How to Write a Book Review critical book review is not a book report or a summary. It is basically a reaction paper in which you point out strengths and weaknesses of the material, and how it helps -- or misleads you -- in understanding the content of your course. Here's a general outline to follow in order for you to take adequate notes as you read your book: A. Selection's topic, author and author's background Questions to ask: Who is this author? Is he or she considered an expert in this topic? (Click here to find out how to search for information on an author. ) Does the author's background, time, or place affect the conclusions reached? do you find an obvious bias? What is the author's point of view or frame of reference (usually found in the introduction or opening paragraphs)? B. Selection's thesis and specific examples from the text.

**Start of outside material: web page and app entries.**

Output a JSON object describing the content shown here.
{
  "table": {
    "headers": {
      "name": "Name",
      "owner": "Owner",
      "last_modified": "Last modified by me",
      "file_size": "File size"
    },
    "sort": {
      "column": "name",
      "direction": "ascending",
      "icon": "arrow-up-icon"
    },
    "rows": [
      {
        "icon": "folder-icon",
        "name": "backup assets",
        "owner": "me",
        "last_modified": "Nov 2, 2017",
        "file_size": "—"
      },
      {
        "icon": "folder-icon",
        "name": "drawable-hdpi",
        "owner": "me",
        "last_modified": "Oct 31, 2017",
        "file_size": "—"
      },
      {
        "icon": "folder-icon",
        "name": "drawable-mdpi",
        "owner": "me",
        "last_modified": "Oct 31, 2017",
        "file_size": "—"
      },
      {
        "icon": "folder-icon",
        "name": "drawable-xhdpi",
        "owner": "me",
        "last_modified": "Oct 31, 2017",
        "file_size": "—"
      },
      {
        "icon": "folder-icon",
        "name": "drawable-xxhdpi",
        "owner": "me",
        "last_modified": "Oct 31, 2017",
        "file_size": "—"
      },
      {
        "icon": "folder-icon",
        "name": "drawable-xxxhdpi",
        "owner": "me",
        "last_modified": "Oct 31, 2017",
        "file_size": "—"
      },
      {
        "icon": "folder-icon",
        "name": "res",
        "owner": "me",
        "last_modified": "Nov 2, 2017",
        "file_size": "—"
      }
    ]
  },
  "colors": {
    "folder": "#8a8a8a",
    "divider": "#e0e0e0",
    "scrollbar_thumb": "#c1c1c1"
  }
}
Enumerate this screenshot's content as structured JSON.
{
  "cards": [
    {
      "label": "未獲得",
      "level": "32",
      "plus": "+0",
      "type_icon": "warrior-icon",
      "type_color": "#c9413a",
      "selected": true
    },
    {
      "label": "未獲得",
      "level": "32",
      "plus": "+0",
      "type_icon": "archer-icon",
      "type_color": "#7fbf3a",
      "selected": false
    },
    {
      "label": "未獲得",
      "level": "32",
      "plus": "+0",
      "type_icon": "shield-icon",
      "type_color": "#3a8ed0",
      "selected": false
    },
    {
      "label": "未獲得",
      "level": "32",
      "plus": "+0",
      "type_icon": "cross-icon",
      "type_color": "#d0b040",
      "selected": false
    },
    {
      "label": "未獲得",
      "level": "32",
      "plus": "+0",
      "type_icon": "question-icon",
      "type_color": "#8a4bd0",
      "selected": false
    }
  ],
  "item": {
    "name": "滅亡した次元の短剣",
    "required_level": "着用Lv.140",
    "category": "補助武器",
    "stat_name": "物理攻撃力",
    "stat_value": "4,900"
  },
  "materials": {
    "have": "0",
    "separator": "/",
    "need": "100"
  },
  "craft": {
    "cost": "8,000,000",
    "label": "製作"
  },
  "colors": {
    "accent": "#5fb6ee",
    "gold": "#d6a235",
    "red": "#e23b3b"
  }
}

Questions to ask: What is the author's major hypothesis; what's the purpose for writing this paper -- what's the hook? What are the most important pieces of evidence to support it? C. Your (and / or other reviewers') objections / contrary views. Questions to ask: What is the quality of the evidence -- convincing? adequate? are the sources recognized by others in the field? Are there other works on the same or a similar topic? Does any of the author's information (or conclusion) conflict with other books you " ve read, courses you " ve taken or just previous assumptions you had of the subject? How might you resolve any conflict? D. Selection's impact on you and other potential readers. Questions to ask: Were any previous ideas you had on this subject changed or abandoned due to this book? were they reinforced? Would you recommend this book or article to others? Why?